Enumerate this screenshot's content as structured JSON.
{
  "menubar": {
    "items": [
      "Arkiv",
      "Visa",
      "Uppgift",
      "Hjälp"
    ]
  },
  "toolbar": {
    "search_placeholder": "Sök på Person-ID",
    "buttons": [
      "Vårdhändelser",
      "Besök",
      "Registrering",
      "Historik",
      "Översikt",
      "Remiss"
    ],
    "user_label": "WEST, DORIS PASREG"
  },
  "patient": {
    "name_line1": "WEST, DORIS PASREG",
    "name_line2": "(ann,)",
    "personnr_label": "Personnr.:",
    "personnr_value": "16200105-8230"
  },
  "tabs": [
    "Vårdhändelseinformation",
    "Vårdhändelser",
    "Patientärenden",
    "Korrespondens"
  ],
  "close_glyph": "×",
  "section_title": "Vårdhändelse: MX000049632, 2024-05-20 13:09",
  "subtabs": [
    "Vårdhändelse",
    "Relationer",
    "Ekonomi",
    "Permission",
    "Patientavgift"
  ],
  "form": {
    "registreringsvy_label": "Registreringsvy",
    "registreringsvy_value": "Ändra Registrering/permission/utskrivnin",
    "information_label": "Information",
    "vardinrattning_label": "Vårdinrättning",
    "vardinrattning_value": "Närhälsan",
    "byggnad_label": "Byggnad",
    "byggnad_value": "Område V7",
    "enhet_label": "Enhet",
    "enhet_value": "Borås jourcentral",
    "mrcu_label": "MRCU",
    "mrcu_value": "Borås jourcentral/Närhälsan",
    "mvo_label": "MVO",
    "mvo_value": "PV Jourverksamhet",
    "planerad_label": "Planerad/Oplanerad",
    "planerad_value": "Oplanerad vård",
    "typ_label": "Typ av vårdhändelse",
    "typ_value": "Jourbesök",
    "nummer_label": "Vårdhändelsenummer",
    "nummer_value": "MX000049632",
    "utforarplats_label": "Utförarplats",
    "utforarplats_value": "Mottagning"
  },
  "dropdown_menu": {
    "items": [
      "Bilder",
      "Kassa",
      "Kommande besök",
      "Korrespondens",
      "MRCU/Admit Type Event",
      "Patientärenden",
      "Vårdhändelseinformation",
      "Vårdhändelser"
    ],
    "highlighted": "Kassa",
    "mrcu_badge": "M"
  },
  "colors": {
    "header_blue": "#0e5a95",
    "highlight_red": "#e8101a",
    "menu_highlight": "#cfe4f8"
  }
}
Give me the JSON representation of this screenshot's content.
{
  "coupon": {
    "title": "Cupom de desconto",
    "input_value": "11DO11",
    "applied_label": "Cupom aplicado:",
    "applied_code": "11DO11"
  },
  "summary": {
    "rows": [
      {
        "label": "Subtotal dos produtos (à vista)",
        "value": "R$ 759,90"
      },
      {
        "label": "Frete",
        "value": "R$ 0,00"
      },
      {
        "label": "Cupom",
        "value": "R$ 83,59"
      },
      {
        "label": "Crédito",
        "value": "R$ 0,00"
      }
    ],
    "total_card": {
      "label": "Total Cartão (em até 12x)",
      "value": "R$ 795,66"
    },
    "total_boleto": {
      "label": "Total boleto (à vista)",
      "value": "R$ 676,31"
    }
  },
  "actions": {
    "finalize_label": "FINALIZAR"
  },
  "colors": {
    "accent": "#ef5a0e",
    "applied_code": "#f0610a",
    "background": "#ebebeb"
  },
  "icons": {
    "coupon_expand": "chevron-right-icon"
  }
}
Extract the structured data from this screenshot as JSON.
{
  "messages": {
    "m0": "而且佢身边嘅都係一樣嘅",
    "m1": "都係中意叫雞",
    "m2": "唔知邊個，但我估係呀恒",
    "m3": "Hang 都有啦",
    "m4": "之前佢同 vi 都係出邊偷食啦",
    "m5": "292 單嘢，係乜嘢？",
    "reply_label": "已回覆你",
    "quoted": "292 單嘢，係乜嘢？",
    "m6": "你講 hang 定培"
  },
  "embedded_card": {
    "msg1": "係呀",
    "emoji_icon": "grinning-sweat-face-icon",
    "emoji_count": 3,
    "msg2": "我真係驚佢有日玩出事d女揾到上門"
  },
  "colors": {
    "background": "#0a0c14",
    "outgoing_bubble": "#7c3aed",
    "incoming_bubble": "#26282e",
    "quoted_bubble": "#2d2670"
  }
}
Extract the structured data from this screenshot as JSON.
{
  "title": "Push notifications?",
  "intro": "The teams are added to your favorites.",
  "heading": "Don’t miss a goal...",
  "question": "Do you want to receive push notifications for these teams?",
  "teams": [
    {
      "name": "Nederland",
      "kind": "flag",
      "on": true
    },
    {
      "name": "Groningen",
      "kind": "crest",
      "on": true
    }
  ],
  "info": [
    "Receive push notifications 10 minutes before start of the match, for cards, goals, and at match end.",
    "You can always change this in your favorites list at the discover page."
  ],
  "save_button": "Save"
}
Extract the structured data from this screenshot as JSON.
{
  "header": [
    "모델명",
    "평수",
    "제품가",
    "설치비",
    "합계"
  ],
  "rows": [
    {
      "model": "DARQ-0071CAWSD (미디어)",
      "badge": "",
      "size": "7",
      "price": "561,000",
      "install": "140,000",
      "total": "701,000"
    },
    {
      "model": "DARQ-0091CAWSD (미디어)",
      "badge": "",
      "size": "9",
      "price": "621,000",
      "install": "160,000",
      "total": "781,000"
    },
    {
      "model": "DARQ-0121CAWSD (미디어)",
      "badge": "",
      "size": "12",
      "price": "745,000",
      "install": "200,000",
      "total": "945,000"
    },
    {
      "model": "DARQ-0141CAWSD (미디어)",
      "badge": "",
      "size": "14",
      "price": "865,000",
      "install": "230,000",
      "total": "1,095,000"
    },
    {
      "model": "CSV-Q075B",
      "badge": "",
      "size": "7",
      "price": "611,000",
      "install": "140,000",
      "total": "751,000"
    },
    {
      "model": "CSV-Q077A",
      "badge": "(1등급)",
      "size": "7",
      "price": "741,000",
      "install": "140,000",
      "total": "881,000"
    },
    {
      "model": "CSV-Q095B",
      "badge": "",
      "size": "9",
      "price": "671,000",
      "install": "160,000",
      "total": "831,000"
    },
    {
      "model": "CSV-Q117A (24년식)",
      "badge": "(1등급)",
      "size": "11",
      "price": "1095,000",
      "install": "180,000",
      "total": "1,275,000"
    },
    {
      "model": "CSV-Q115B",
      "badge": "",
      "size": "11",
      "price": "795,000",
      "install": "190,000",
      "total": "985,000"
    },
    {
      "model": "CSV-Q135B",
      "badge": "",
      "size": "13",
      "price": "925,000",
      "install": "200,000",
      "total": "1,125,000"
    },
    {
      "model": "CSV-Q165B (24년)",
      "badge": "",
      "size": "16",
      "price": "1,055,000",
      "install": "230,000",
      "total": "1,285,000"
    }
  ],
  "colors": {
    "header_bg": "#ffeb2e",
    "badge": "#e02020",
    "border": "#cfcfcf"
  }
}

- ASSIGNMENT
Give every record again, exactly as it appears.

- ANSWER FOR THIS EXERCISE
Enumerate this screenshot's content as structured JSON.
{
  "menubar": {
    "items": [
      "Arkiv",
      "Visa",
      "Uppgift",
      "Hjälp"
    ]
  },
  "toolbar": {
    "search_placeholder": "Sök på Person-ID",
    "buttons": [
      "Vårdhändelser",
      "Besök",
      "Registrering",
      "Historik",
      "Översikt",
      "Remiss"
    ],
    "user_label": "WEST, DORIS PASREG"
  },
  "patient": {
    "name_line1": "WEST, DORIS PASREG",
    "name_line2": "(ann,)",
    "personnr_label": "Personnr.:",
    "personnr_value": "16200105-8230"
  },
  "tabs": [
    "Vårdhändelseinformation",
    "Vårdhändelser",
    "Patientärenden",
    "Korrespondens"
  ],
  "close_glyph": "×",
  "section_title": "Vårdhändelse: MX000049632, 2024-05-20 13:09",
  "subtabs": [
    "Vårdhändelse",
    "Relationer",
    "Ekonomi",
    "Permission",
    "Patientavgift"
  ],
  "form": {
    "registreringsvy_label": "Registreringsvy",
    "registreringsvy_value": "Ändra Registrering/permission/utskrivnin",
    "information_label": "Information",
    "vardinrattning_label": "Vårdinrättning",
    "vardinrattning_value": "Närhälsan",
    "byggnad_label": "Byggnad",
    "byggnad_value": "Område V7",
    "enhet_label": "Enhet",
    "enhet_value": "Borås jourcentral",
    "mrcu_label": "MRCU",
    "mrcu_value": "Borås jourcentral/Närhälsan",
    "mvo_label": "MVO",
    "mvo_value": "PV Jourverksamhet",
    "planerad_label": "Planerad/Oplanerad",
    "planerad_value": "Oplanerad vård",
    "typ_label": "Typ av vårdhändelse",
    "typ_value": "Jourbesök",
    "nummer_label": "Vårdhändelsenummer",
    "nummer_value": "MX000049632",
    "utforarplats_label": "Utförarplats",
    "utforarplats_value": "Mottagning"
  },
  "dropdown_menu": {
    "items": [
      "Bilder",
      "Kassa",
      "Kommande besök",
      "Korrespondens",
      "MRCU/Admit Type Event",
      "Patientärenden",
      "Vårdhändelseinformation",
      "Vårdhändelser"
    ],
    "highlighted": "Kassa",
    "mrcu_badge": "M"
  },
  "colors": {
    "header_blue": "#0e5a95",
    "highlight_red": "#e8101a",
    "menu_highlight": "#cfe4f8"
  }
}
Give me the JSON representation of this screenshot's content.
{
  "coupon": {
    "title": "Cupom de desconto",
    "input_value": "11DO11",
    "applied_label": "Cupom aplicado:",
    "applied_code": "11DO11"
  },
  "summary": {
    "rows": [
      {
        "label": "Subtotal dos produtos (à vista)",
        "value": "R$ 759,90"
      },
      {
        "label": "Frete",
        "value": "R$ 0,00"
      },
      {
        "label": "Cupom",
        "value": "R$ 83,59"
      },
      {
        "label": "Crédito",
        "value": "R$ 0,00"
      }
    ],
    "total_card": {
      "label": "Total Cartão (em até 12x)",
      "value": "R$ 795,66"
    },
    "total_boleto": {
      "label": "Total boleto (à vista)",
      "value": "R$ 676,31"
    }
  },
  "actions": {
    "finalize_label": "FINALIZAR"
  },
  "colors": {
    "accent": "#ef5a0e",
    "applied_code": "#f0610a",
    "background": "#ebebeb"
  },
  "icons": {
    "coupon_expand": "chevron-right-icon"
  }
}
Extract the structured data from this screenshot as JSON.
{
  "messages": {
    "m0": "而且佢身边嘅都係一樣嘅",
    "m1": "都係中意叫雞",
    "m2": "唔知邊個，但我估係呀恒",
    "m3": "Hang 都有啦",
    "m4": "之前佢同 vi 都係出邊偷食啦",
    "m5": "292 單嘢，係乜嘢？",
    "reply_label": "已回覆你",
    "quoted": "292 單嘢，係乜嘢？",
    "m6": "你講 hang 定培"
  },
  "embedded_card": {
    "msg1": "係呀",
    "emoji_icon": "grinning-sweat-face-icon",
    "emoji_count": 3,
    "msg2": "我真係驚佢有日玩出事d女揾到上門"
  },
  "colors": {
    "background": "#0a0c14",
    "outgoing_bubble": "#7c3aed",
    "incoming_bubble": "#26282e",
    "quoted_bubble": "#2d2670"
  }
}
Extract the structured data from this screenshot as JSON.
{
  "title": "Push notifications?",
  "intro": "The teams are added to your favorites.",
  "heading": "Don’t miss a goal...",
  "question": "Do you want to receive push notifications for these teams?",
  "teams": [
    {
      "name": "Nederland",
      "kind": "flag",
      "on": true
    },
    {
      "name": "Groningen",
      "kind": "crest",
      "on": true
    }
  ],
  "info": [
    "Receive push notifications 10 minutes before start of the match, for cards, goals, and at match end.",
    "You can always change this in your favorites list at the discover page."
  ],
  "save_button": "Save"
}
Extract the structured data from this screenshot as JSON.
{
  "header": [
    "모델명",
    "평수",
    "제품가",
    "설치비",
    "합계"
  ],
  "rows": [
    {
      "model": "DARQ-0071CAWSD (미디어)",
      "badge": "",
      "size": "7",
      "price": "561,000",
      "install": "140,000",
      "total": "701,000"
    },
    {
      "model": "DARQ-0091CAWSD (미디어)",
      "badge": "",
      "size": "9",
      "price": "621,000",
      "install": "160,000",
      "total": "781,000"
    },
    {
      "model": "DARQ-0121CAWSD (미디어)",
      "badge": "",
      "size": "12",
      "price": "745,000",
      "install": "200,000",
      "total": "945,000"
    },
    {
      "model": "DARQ-0141CAWSD (미디어)",
      "badge": "",
      "size": "14",
      "price": "865,000",
      "install": "230,000",
      "total": "1,095,000"
    },
    {
      "model": "CSV-Q075B",
      "badge": "",
      "size": "7",
      "price": "611,000",
      "install": "140,000",
      "total": "751,000"
    },
    {
      "model": "CSV-Q077A",
      "badge": "(1등급)",
      "size": "7",
      "price": "741,000",
      "install": "140,000",
      "total": "881,000"
    },
    {
      "model": "CSV-Q095B",
      "badge": "",
      "size": "9",
      "price": "671,000",
      "install": "160,000",
      "total": "831,000"
    },
    {
      "model": "CSV-Q117A (24년식)",
      "badge": "(1등급)",
      "size": "11",
      "price": "1095,000",
      "install": "180,000",
      "total": "1,275,000"
    },
    {
      "model": "CSV-Q115B",
      "badge": "",
      "size": "11",
      "price": "795,000",
      "install": "190,000",
      "total": "985,000"
    },
    {
      "model": "CSV-Q135B",
      "badge": "",
      "size": "13",
      "price": "925,000",
      "install": "200,000",
      "total": "1,125,000"
    },
    {
      "model": "CSV-Q165B (24년)",
      "badge": "",
      "size": "16",
      "price": "1,055,000",
      "install": "230,000",
      "total": "1,285,000"
    }
  ],
  "colors": {
    "header_bg": "#ffeb2e",
    "badge": "#e02020",
    "border": "#cfcfcf"
  }
}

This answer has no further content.